◆ Problem to solve: No line of the records may be dropped; print them all again exactly.

Entries from a dataset of interfaces
_ _ _

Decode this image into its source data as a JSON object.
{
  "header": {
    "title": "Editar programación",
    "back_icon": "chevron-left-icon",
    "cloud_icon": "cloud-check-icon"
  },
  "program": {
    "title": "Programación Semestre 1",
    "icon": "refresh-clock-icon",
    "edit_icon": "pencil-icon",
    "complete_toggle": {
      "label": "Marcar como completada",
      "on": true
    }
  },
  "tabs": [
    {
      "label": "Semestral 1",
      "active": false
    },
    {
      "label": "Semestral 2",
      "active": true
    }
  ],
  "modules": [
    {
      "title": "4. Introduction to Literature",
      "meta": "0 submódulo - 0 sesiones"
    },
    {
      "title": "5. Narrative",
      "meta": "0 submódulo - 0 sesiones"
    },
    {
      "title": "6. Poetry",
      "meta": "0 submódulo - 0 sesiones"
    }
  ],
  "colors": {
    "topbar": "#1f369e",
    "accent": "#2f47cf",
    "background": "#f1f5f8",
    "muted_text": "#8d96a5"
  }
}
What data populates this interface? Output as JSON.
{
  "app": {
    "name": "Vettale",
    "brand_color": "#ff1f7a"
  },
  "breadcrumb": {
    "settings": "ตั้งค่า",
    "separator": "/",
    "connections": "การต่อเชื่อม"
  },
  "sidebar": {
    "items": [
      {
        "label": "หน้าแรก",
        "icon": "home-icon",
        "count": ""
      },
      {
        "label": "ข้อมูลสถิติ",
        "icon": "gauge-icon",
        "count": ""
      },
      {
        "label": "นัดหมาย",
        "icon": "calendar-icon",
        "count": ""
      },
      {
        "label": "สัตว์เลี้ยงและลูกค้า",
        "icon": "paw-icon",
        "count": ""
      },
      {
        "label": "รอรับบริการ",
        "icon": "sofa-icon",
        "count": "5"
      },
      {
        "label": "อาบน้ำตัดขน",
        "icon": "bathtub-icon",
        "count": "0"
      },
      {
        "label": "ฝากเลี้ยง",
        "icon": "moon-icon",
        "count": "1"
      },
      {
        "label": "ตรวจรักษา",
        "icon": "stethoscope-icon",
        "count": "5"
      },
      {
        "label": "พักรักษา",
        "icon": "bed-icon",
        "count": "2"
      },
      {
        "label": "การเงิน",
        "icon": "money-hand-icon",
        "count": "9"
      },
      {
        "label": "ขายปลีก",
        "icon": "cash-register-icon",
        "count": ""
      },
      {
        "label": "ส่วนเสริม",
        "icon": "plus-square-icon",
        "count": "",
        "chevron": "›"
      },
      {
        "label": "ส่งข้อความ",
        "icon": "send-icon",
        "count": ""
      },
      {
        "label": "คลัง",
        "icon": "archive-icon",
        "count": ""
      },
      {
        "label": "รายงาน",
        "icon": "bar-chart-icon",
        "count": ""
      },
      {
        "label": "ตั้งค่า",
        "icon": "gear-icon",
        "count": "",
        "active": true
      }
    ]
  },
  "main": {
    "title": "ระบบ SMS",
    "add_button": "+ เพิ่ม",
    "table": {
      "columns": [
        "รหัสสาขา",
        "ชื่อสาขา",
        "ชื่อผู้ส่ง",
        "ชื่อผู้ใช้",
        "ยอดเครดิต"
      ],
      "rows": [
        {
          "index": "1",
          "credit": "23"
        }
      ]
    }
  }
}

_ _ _

◆ Exercise result:
Decode this image into its source data as a JSON object.
{
  "header": {
    "title": "Editar programación",
    "back_icon": "chevron-left-icon",
    "cloud_icon": "cloud-check-icon"
  },
  "program": {
    "title": "Programación Semestre 1",
    "icon": "refresh-clock-icon",
    "edit_icon": "pencil-icon",
    "complete_toggle": {
      "label": "Marcar como completada",
      "on": true
    }
  },
  "tabs": [
    {
      "label": "Semestral 1",
      "active": false
    },
    {
      "label": "Semestral 2",
      "active": true
    }
  ],
  "modules": [
    {
      "title": "4. Introduction to Literature",
      "meta": "0 submódulo - 0 sesiones"
    },
    {
      "title": "5. Narrative",
      "meta": "0 submódulo - 0 sesiones"
    },
    {
      "title": "6. Poetry",
      "meta": "0 submódulo - 0 sesiones"
    }
  ],
  "colors": {
    "topbar": "#1f369e",
    "accent": "#2f47cf",
    "background": "#f1f5f8",
    "muted_text": "#8d96a5"
  }
}
What data populates this interface? Output as JSON.
{
  "app": {
    "name": "Vettale",
    "brand_color": "#ff1f7a"
  },
  "breadcrumb": {
    "settings": "ตั้งค่า",
    "separator": "/",
    "connections": "การต่อเชื่อม"
  },
  "sidebar": {
    "items": [
      {
        "label": "หน้าแรก",
        "icon": "home-icon",
        "count": ""
      },
      {
        "label": "ข้อมูลสถิติ",
        "icon": "gauge-icon",
        "count": ""
      },
      {
        "label": "นัดหมาย",
        "icon": "calendar-icon",
        "count": ""
      },
      {
        "label": "สัตว์เลี้ยงและลูกค้า",
        "icon": "paw-icon",
        "count": ""
      },
      {
        "label": "รอรับบริการ",
        "icon": "sofa-icon",
        "count": "5"
      },
      {
        "label": "อาบน้ำตัดขน",
        "icon": "bathtub-icon",
        "count": "0"
      },
      {
        "label": "ฝากเลี้ยง",
        "icon": "moon-icon",
        "count": "1"
      },
      {
        "label": "ตรวจรักษา",
        "icon": "stethoscope-icon",
        "count": "5"
      },
      {
        "label": "พักรักษา",
        "icon": "bed-icon",
        "count": "2"
      },
      {
        "label": "การเงิน",
        "icon": "money-hand-icon",
        "count": "9"
      },
      {
        "label": "ขายปลีก",
        "icon": "cash-register-icon",
        "count": ""
      },
      {
        "label": "ส่วนเสริม",
        "icon": "plus-square-icon",
        "count": "",
        "chevron": "›"
      },
      {
        "label": "ส่งข้อความ",
        "icon": "send-icon",
        "count": ""
      },
      {
        "label": "คลัง",
        "icon": "archive-icon",
        "count": ""
      },
      {
        "label": "รายงาน",
        "icon": "bar-chart-icon",
        "count": ""
      },
      {
        "label": "ตั้งค่า",
        "icon": "gear-icon",
        "count": "",
        "active": true
      }
    ]
  },
  "main": {
    "title": "ระบบ SMS",
    "add_button": "+ เพิ่ม",
    "table": {
      "columns": [
        "รหัสสาขา",
        "ชื่อสาขา",
        "ชื่อผู้ส่ง",
        "ชื่อผู้ใช้",
        "ยอดเครดิต"
      ],
      "rows": [
        {
          "index": "1",
          "credit": "23"
        }
      ]
    }
  }
}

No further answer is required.